### What you will do
Below are records to reproduce in full; copy them exactly but keep the pictures out.

### Task input
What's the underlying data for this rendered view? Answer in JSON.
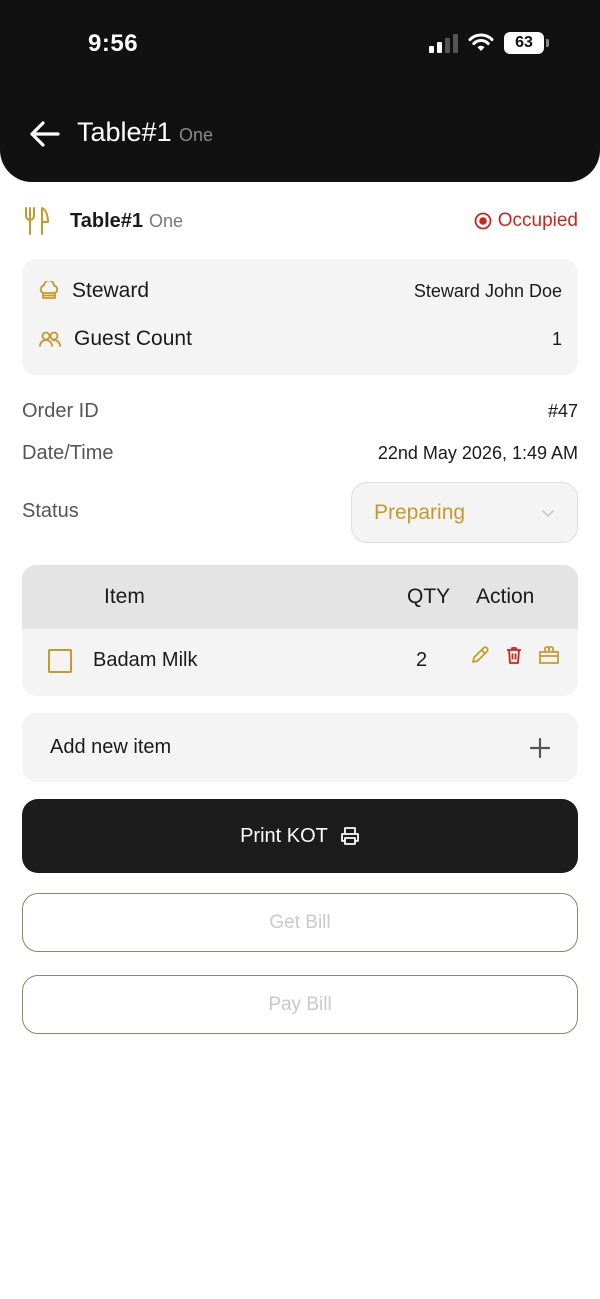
{
  "status_bar": {
    "time": "9:56",
    "battery": "63"
  },
  "header": {
    "title": "Table#1",
    "subtitle": "One"
  },
  "table_info": {
    "name": "Table#1",
    "sub": "One",
    "status": "Occupied"
  },
  "details_card": {
    "steward_label": "Steward",
    "steward_value": "Steward John Doe",
    "guest_label": "Guest Count",
    "guest_value": "1"
  },
  "order": {
    "id_label": "Order ID",
    "id_value": "#47",
    "datetime_label": "Date/Time",
    "datetime_value": "22nd May 2026, 1:49 AM",
    "status_label": "Status",
    "status_value": "Preparing"
  },
  "items_table": {
    "headers": {
      "item": "Item",
      "qty": "QTY",
      "action": "Action"
    },
    "rows": [
      {
        "name": "Badam Milk",
        "qty": "2"
      }
    ]
  },
  "add_item": {
    "label": "Add new item"
  },
  "buttons": {
    "print_kot": "Print KOT",
    "get_bill": "Get Bill",
    "pay_bill": "Pay Bill"
  },
  "colors": {
    "accent": "#c49a2c",
    "danger": "#c6281f",
    "dark": "#111111"
  }
}
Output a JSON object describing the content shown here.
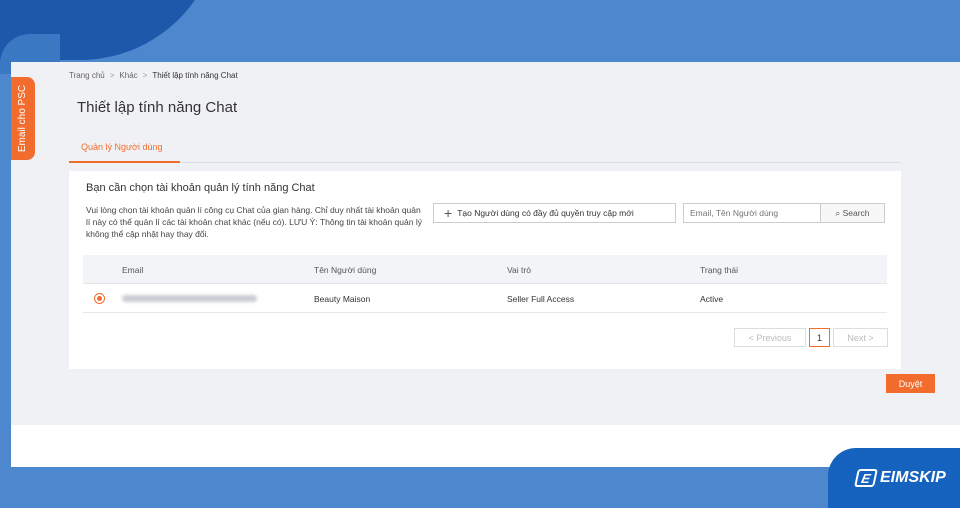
{
  "side_tab": "Email cho PSC",
  "breadcrumb": [
    "Trang chủ",
    "Khác",
    "Thiết lập tính năng Chat"
  ],
  "page_title": "Thiết lập tính năng Chat",
  "tabs": [
    {
      "label": "Quản lý Người dùng",
      "active": true
    }
  ],
  "card": {
    "heading": "Bạn cần chọn tài khoản quản lý tính năng Chat",
    "description": "Vui lòng chọn tài khoản quản lí công cụ Chat của gian hàng. Chỉ duy nhất tài khoản quản lí này có thể quản lí các tài khoản chat khác (nếu có). LƯU Ý: Thông tin tài khoản quản lý không thể cập nhật hay thay đổi.",
    "create_button": "Tạo Người dùng có đầy đủ quyền truy cập mới",
    "search_placeholder": "Email, Tên Người dùng",
    "search_button": "Search"
  },
  "table": {
    "columns": [
      "Email",
      "Tên Người dùng",
      "Vai trò",
      "Trạng thái"
    ],
    "rows": [
      {
        "selected": true,
        "name": "Beauty Maison",
        "role": "Seller Full Access",
        "status": "Active"
      }
    ]
  },
  "pagination": {
    "previous": "< Previous",
    "current": "1",
    "next": "Next >"
  },
  "approve_button": "Duyệt",
  "logo": "EIMSKIP",
  "colors": {
    "accent": "#f26c2d",
    "background": "#4d88cf",
    "logo_bg": "#1663bf"
  }
}
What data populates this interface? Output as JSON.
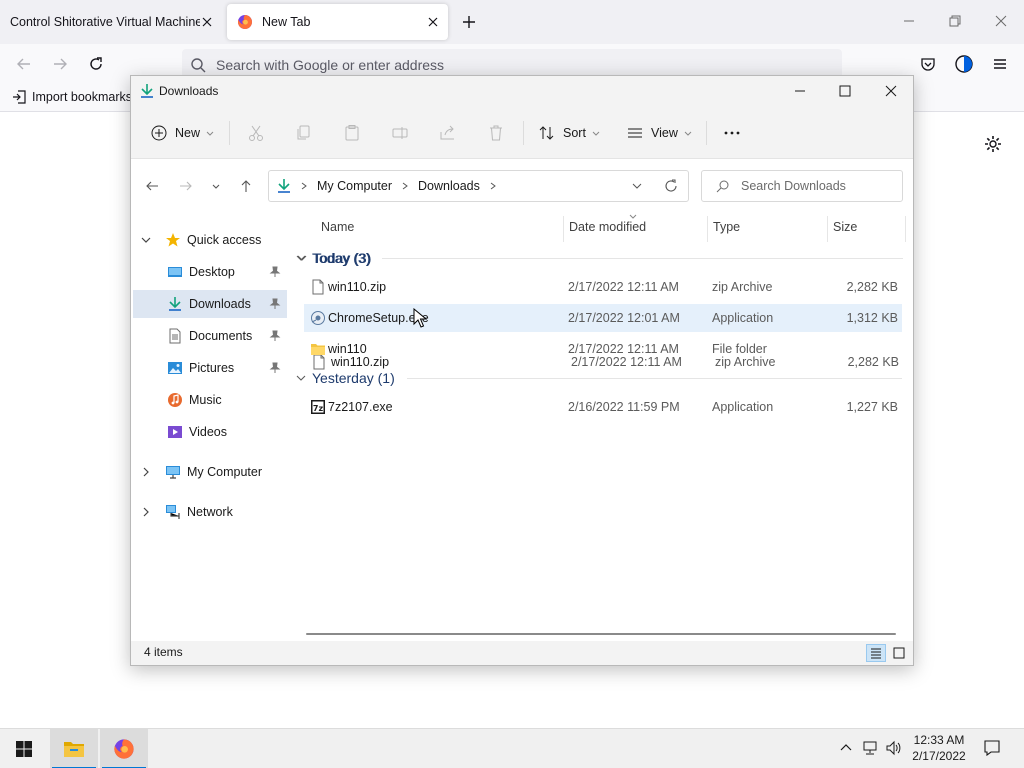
{
  "browser": {
    "tabs": [
      {
        "title": "Control Shitorative Virtual Machine",
        "active": false
      },
      {
        "title": "New Tab",
        "active": true
      }
    ],
    "urlbar_placeholder": "Search with Google or enter address",
    "bookmarks": {
      "import_label": "Import bookmarks"
    }
  },
  "explorer": {
    "title": "Downloads",
    "toolbar": {
      "new_label": "New",
      "sort_label": "Sort",
      "view_label": "View"
    },
    "breadcrumb": [
      "My Computer",
      "Downloads"
    ],
    "search_placeholder": "Search Downloads",
    "sidebar": {
      "quick_access": "Quick access",
      "items": [
        {
          "label": "Desktop",
          "pinned": true
        },
        {
          "label": "Downloads",
          "pinned": true,
          "selected": true
        },
        {
          "label": "Documents",
          "pinned": true
        },
        {
          "label": "Pictures",
          "pinned": true
        },
        {
          "label": "Music",
          "pinned": false
        },
        {
          "label": "Videos",
          "pinned": false
        }
      ],
      "my_computer": "My Computer",
      "network": "Network"
    },
    "columns": {
      "name": "Name",
      "date": "Date modified",
      "type": "Type",
      "size": "Size"
    },
    "groups": [
      {
        "label": "Today (3)",
        "files": [
          {
            "name": "win110.zip",
            "date": "2/17/2022 12:11 AM",
            "type": "zip Archive",
            "size": "2,282 KB"
          },
          {
            "name": "ChromeSetup.exe",
            "date": "2/17/2022 12:01 AM",
            "type": "Application",
            "size": "1,312 KB"
          },
          {
            "name": "win110",
            "date": "2/17/2022 12:11 AM",
            "type": "File folder",
            "size": ""
          }
        ]
      },
      {
        "label": "Yesterday (1)",
        "files": [
          {
            "name": "7z2107.exe",
            "date": "2/16/2022 11:59 PM",
            "type": "Application",
            "size": "1,227 KB"
          }
        ]
      }
    ],
    "status": "4 items"
  },
  "taskbar": {
    "time": "12:33 AM",
    "date": "2/17/2022"
  },
  "colors": {
    "accent": "#0078d4",
    "folder": "#f4c542",
    "selection": "#dde6f2",
    "hover": "#e5f0fb"
  }
}
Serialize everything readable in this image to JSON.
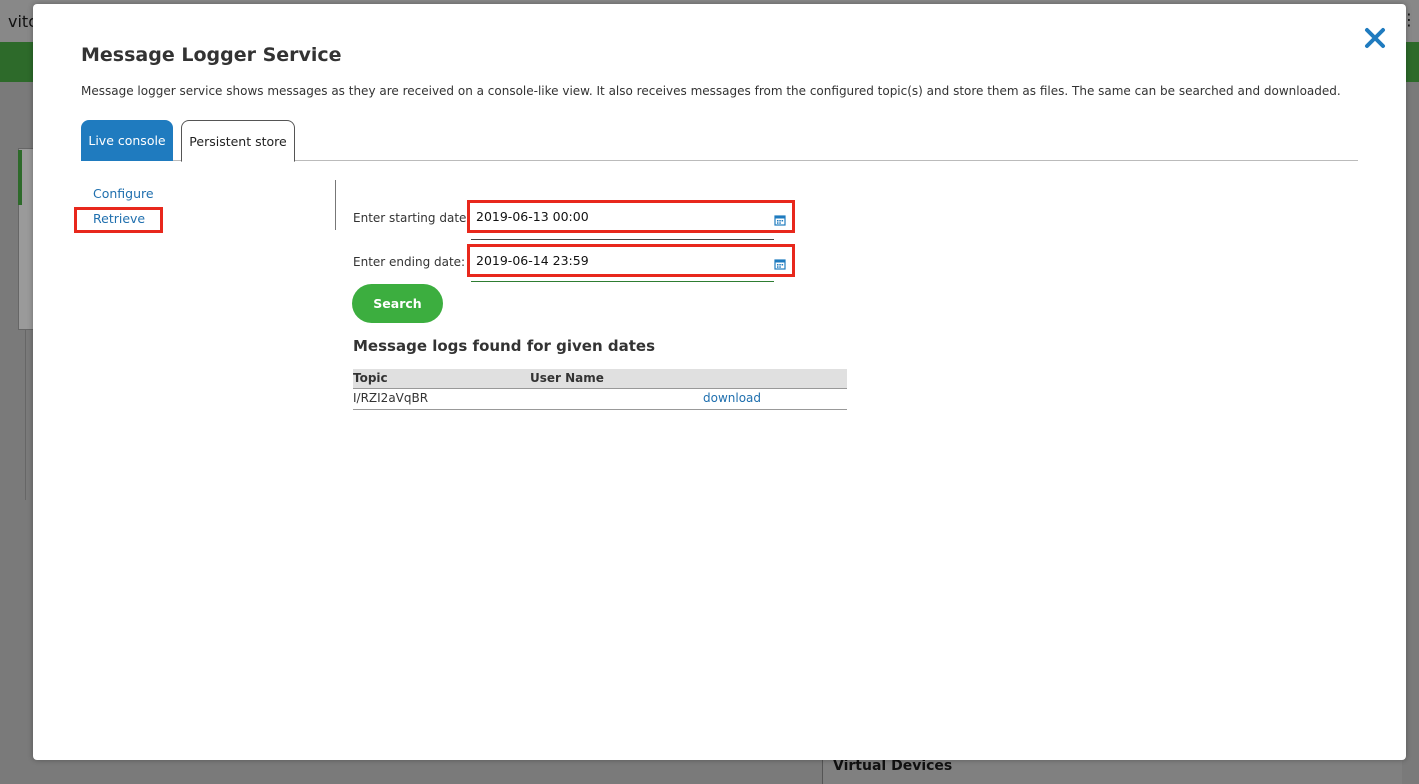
{
  "background": {
    "brand": "vito",
    "menu_icon": "more-vertical-icon",
    "panel_title": "Virtual Devices"
  },
  "modal": {
    "title": "Message Logger Service",
    "description": "Message logger service shows messages as they are received on a console-like view. It also receives messages from the configured topic(s) and store them as files. The same can be searched and downloaded.",
    "close_icon": "close-icon",
    "accent_color": "#1f7bbf",
    "tabs": [
      {
        "label": "Live console"
      },
      {
        "label": "Persistent store",
        "active": true
      }
    ],
    "sidebar": {
      "items": [
        {
          "label": "Configure"
        },
        {
          "label": "Retrieve",
          "selected": true
        }
      ]
    },
    "form": {
      "start_label": "Enter starting date:",
      "start_value": "2019-06-13 00:00",
      "end_label": "Enter ending date:",
      "end_value": "2019-06-14 23:59",
      "calendar_icon": "calendar-icon",
      "search_label": "Search",
      "search_color": "#3cae3f"
    },
    "results": {
      "title": "Message logs found for given dates",
      "columns": [
        "Topic",
        "User Name",
        ""
      ],
      "rows": [
        {
          "topic": "I/RZI2aVqBR",
          "user_name": "",
          "action": "download"
        }
      ]
    },
    "highlight_color": "#e8281c"
  }
}
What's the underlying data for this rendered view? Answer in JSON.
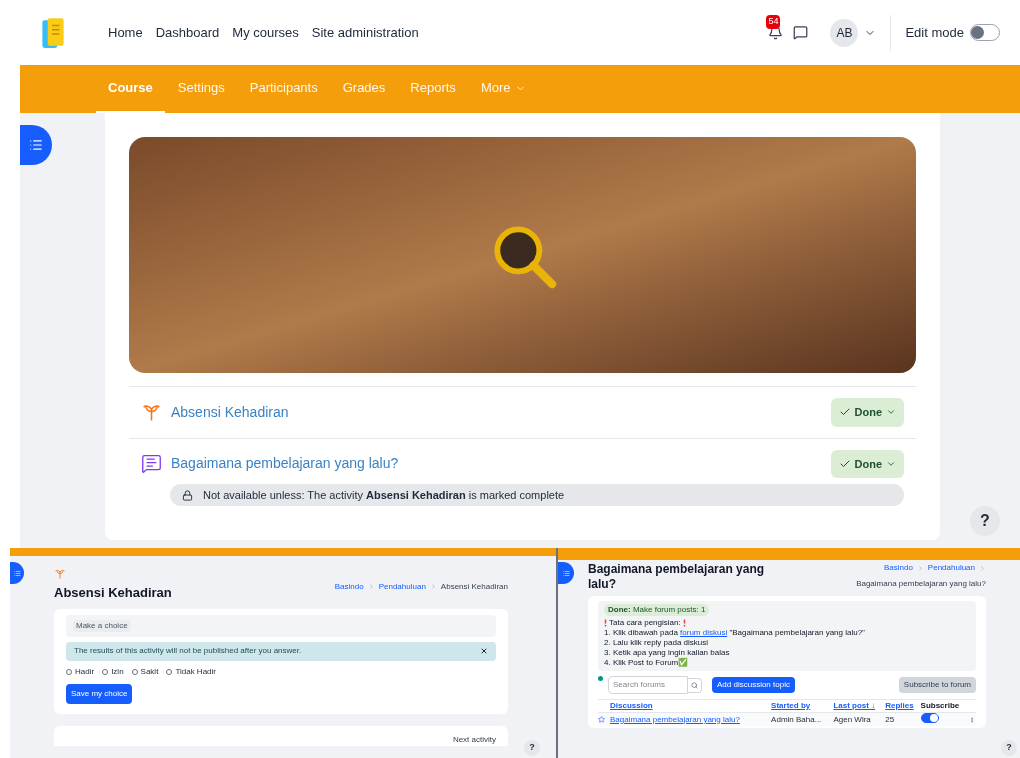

### Task solution
What's the underlying data for this rendered view? Answer in JSON.
{
  "status_bar": {
    "time": "9:56",
    "battery": "63"
  },
  "header": {
    "title": "Table#1",
    "subtitle": "One"
  },
  "table_info": {
    "name": "Table#1",
    "sub": "One",
    "status": "Occupied"
  },
  "details_card": {
    "steward_label": "Steward",
    "steward_value": "Steward John Doe",
    "guest_label": "Guest Count",
    "guest_value": "1"
  },
  "order": {
    "id_label": "Order ID",
    "id_value": "#47",
    "datetime_label": "Date/Time",
    "datetime_value": "22nd May 2026, 1:49 AM",
    "status_label": "Status",
    "status_value": "Preparing"
  },
  "items_table": {
    "headers": {
      "item": "Item",
      "qty": "QTY",
      "action": "Action"
    },
    "rows": [
      {
        "name": "Badam Milk",
        "qty": "2"
      }
    ]
  },
  "add_item": {
    "label": "Add new item"
  },
  "buttons": {
    "print_kot": "Print KOT",
    "get_bill": "Get Bill",
    "pay_bill": "Pay Bill"
  },
  "colors": {
    "accent": "#c49a2c",
    "danger": "#c6281f",
    "dark": "#111111"
  }
}
Output a JSON object describing the content shown here.
{
  "side_tab": "Email cho PSC",
  "breadcrumb": [
    "Trang chủ",
    "Khác",
    "Thiết lập tính năng Chat"
  ],
  "page_title": "Thiết lập tính năng Chat",
  "tabs": [
    {
      "label": "Quản lý Người dùng",
      "active": true
    }
  ],
  "card": {
    "heading": "Bạn cần chọn tài khoản quản lý tính năng Chat",
    "description": "Vui lòng chọn tài khoản quản lí công cụ Chat của gian hàng. Chỉ duy nhất tài khoản quản lí này có thể quản lí các tài khoản chat khác (nếu có). LƯU Ý: Thông tin tài khoản quản lý không thể cập nhật hay thay đổi.",
    "create_button": "Tạo Người dùng có đầy đủ quyền truy cập mới",
    "search_placeholder": "Email, Tên Người dùng",
    "search_button": "Search"
  },
  "table": {
    "columns": [
      "Email",
      "Tên Người dùng",
      "Vai trò",
      "Trạng thái"
    ],
    "rows": [
      {
        "selected": true,
        "name": "Beauty Maison",
        "role": "Seller Full Access",
        "status": "Active"
      }
    ]
  },
  "pagination": {
    "previous": "< Previous",
    "current": "1",
    "next": "Next >"
  },
  "approve_button": "Duyệt",
  "logo": "EIMSKIP",
  "colors": {
    "accent": "#f26c2d",
    "background": "#4d88cf",
    "logo_bg": "#1663bf"
  }
}
What data populates this interface? Output as JSON.
{
  "browser": {
    "tabs": [
      {
        "title": "Control Shitorative Virtual Machine",
        "active": false
      },
      {
        "title": "New Tab",
        "active": true
      }
    ],
    "urlbar_placeholder": "Search with Google or enter address",
    "bookmarks": {
      "import_label": "Import bookmarks"
    }
  },
  "explorer": {
    "title": "Downloads",
    "toolbar": {
      "new_label": "New",
      "sort_label": "Sort",
      "view_label": "View"
    },
    "breadcrumb": [
      "My Computer",
      "Downloads"
    ],
    "search_placeholder": "Search Downloads",
    "sidebar": {
      "quick_access": "Quick access",
      "items": [
        {
          "label": "Desktop",
          "pinned": true
        },
        {
          "label": "Downloads",
          "pinned": true,
          "selected": true
        },
        {
          "label": "Documents",
          "pinned": true
        },
        {
          "label": "Pictures",
          "pinned": true
        },
        {
          "label": "Music",
          "pinned": false
        },
        {
          "label": "Videos",
          "pinned": false
        }
      ],
      "my_computer": "My Computer",
      "network": "Network"
    },
    "columns": {
      "name": "Name",
      "date": "Date modified",
      "type": "Type",
      "size": "Size"
    },
    "groups": [
      {
        "label": "Today (3)",
        "files": [
          {
            "name": "win110.zip",
            "date": "2/17/2022 12:11 AM",
            "type": "zip Archive",
            "size": "2,282 KB"
          },
          {
            "name": "ChromeSetup.exe",
            "date": "2/17/2022 12:01 AM",
            "type": "Application",
            "size": "1,312 KB"
          },
          {
            "name": "win110",
            "date": "2/17/2022 12:11 AM",
            "type": "File folder",
            "size": ""
          }
        ]
      },
      {
        "label": "Yesterday (1)",
        "files": [
          {
            "name": "7z2107.exe",
            "date": "2/16/2022 11:59 PM",
            "type": "Application",
            "size": "1,227 KB"
          }
        ]
      }
    ],
    "status": "4 items"
  },
  "taskbar": {
    "time": "12:33 AM",
    "date": "2/17/2022"
  },
  "colors": {
    "accent": "#0078d4",
    "folder": "#f4c542",
    "selection": "#dde6f2",
    "hover": "#e5f0fb"
  }
}
Serialize everything readable in this image to JSON.
{
  "background": {
    "brand": "vito",
    "menu_icon": "more-vertical-icon",
    "panel_title": "Virtual Devices"
  },
  "modal": {
    "title": "Message Logger Service",
    "description": "Message logger service shows messages as they are received on a console-like view. It also receives messages from the configured topic(s) and store them as files. The same can be searched and downloaded.",
    "close_icon": "close-icon",
    "accent_color": "#1f7bbf",
    "tabs": [
      {
        "label": "Live console"
      },
      {
        "label": "Persistent store",
        "active": true
      }
    ],
    "sidebar": {
      "items": [
        {
          "label": "Configure"
        },
        {
          "label": "Retrieve",
          "selected": true
        }
      ]
    },
    "form": {
      "start_label": "Enter starting date:",
      "start_value": "2019-06-13 00:00",
      "end_label": "Enter ending date:",
      "end_value": "2019-06-14 23:59",
      "calendar_icon": "calendar-icon",
      "search_label": "Search",
      "search_color": "#3cae3f"
    },
    "results": {
      "title": "Message logs found for given dates",
      "columns": [
        "Topic",
        "User Name",
        ""
      ],
      "rows": [
        {
          "topic": "I/RZI2aVqBR",
          "user_name": "",
          "action": "download"
        }
      ]
    },
    "highlight_color": "#e8281c"
  }
}
What's the underlying data for this rendered view? Answer in JSON.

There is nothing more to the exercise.